— added by Michele on Sunday, March 30, 2014 at 6:52 pm

Things are already better because we do have lovely staff who are, like you, the above-and-beyond a job description.

— added by Susan Senator on Sunday, March 30, 2014 at 8:32 pm

It’s nothing new but my fear for my wonderful, growing-up son is for once I am gone…Whether or not family oversight is the “key” it is a huge piece of this puzzle.
I am a teacher, and I always remind my children that teachers don’t go into it for the money (HAHA!). Same for most caregivers. But then again, even if you start with an open heart and gratitude for getting a job of any sort, the long hours and low pay can wear you down.
Love,

— added by Full Spectrum Mama on Monday, March 31, 2014 at 8:49 am

I am wondering if the staff is so lovely why so many kids have left the house and why one parent sounded strongly concerned about the restraints used on him. I’m sorry but I tend to think the parents are pretty much always right when it comes to sensing this kind of treatment. It seems like once the kids turn 22 we are forced as parents to look the other way and/or accept a certain amount of neglect and bad treatment or pull the kids out. What a scary choice.

— added by ? on Monday, March 31, 2014 at 11:26 am

the staff is lovely but not perfect. not sure who you are with the question mark name. so I’m concerned as to where you’re getting your info. only one guy has left the house. early on, three roommates left a different house. the fourth had different needs.nothing sinister is afoot. the other families are happy enough. again, nothing is perfect. this is about differing needs. I always recommended strong parental oversight and involvement, and that’s what we have. you are right in that it is scary never being sure how one’s child is feeling and having to trust while still trying to educate staff. it is a relationship w each staff person and it must be worked on with great care.letting one’s very disabled kid live an adult independent life is extremely tough but I believe it’s best for Nat. you might –rightly — feel different about your child. just try not to judge a situation you may not know about fully. thanks

— added by Susan Senator on Monday, March 31, 2014 at 11:40 am

I had to put in my 2 cents here. As a long time shared living provider I can tell you most people end up providers for a variety of reasons, but it certainly isn’t the money. We are paid worse then respite workers and are on call 24/7. We get THREE whole days off a month, including vacation time. IF the states were to treat us respectfully and give us the time off we deserve it would go a long way, but Guardians really hold the key b/c they have control over how the Medicaid Waiver is spent and the Agency’s do not let them know b/c they want their money (a big cut of the Waiver). So we end up with no time off, and the Agency’s get a big check and use it for Christmas parties we are not invited too as we are second class citizens not “employed” by the agency. Most of the SLP’s I’ve known have been wonderful and do the best they can with the limited support they are given by the Agencies and the State. It really IS up to the family/guardian to make sure BOTH the loved one and the person providing support are having their needs met or it won’t work, it can not be all one sided.

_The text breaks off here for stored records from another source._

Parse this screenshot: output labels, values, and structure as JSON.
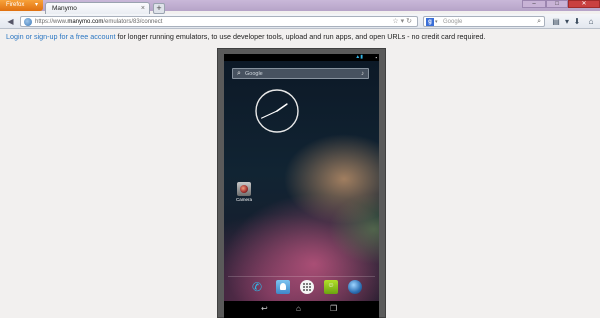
{
  "browser": {
    "menu_label": "Firefox",
    "tab_title": "Manymo",
    "new_tab_label": "+",
    "url_prefix": "https://www.",
    "url_domain": "manymo.com",
    "url_path": "/emulators/83/connect",
    "search_placeholder": "Google",
    "search_engine_label": "g"
  },
  "page": {
    "notice_link": "Login or sign-up for a free account",
    "notice_text": " for longer running emulators, to use developer tools, upload and run apps, and open URLs - no credit card required."
  },
  "emulator": {
    "search_label": "Google",
    "camera_label": "Camera",
    "clock": {
      "hour_angle_deg": 55,
      "minute_angle_deg": 245
    },
    "dock_apps": [
      "phone-icon",
      "people-icon",
      "all-apps-icon",
      "messaging-icon",
      "browser-icon"
    ],
    "nav_keys": [
      "back-icon",
      "home-icon",
      "recent-apps-icon"
    ]
  },
  "colors": {
    "link": "#2a76c2",
    "firefox_orange": "#e0700f",
    "holo_blue": "#33b5e5",
    "device_frame": "#5a5a5a"
  }
}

— added by long time caregiver on Tuesday, August 26, 2014 at 10:47 pm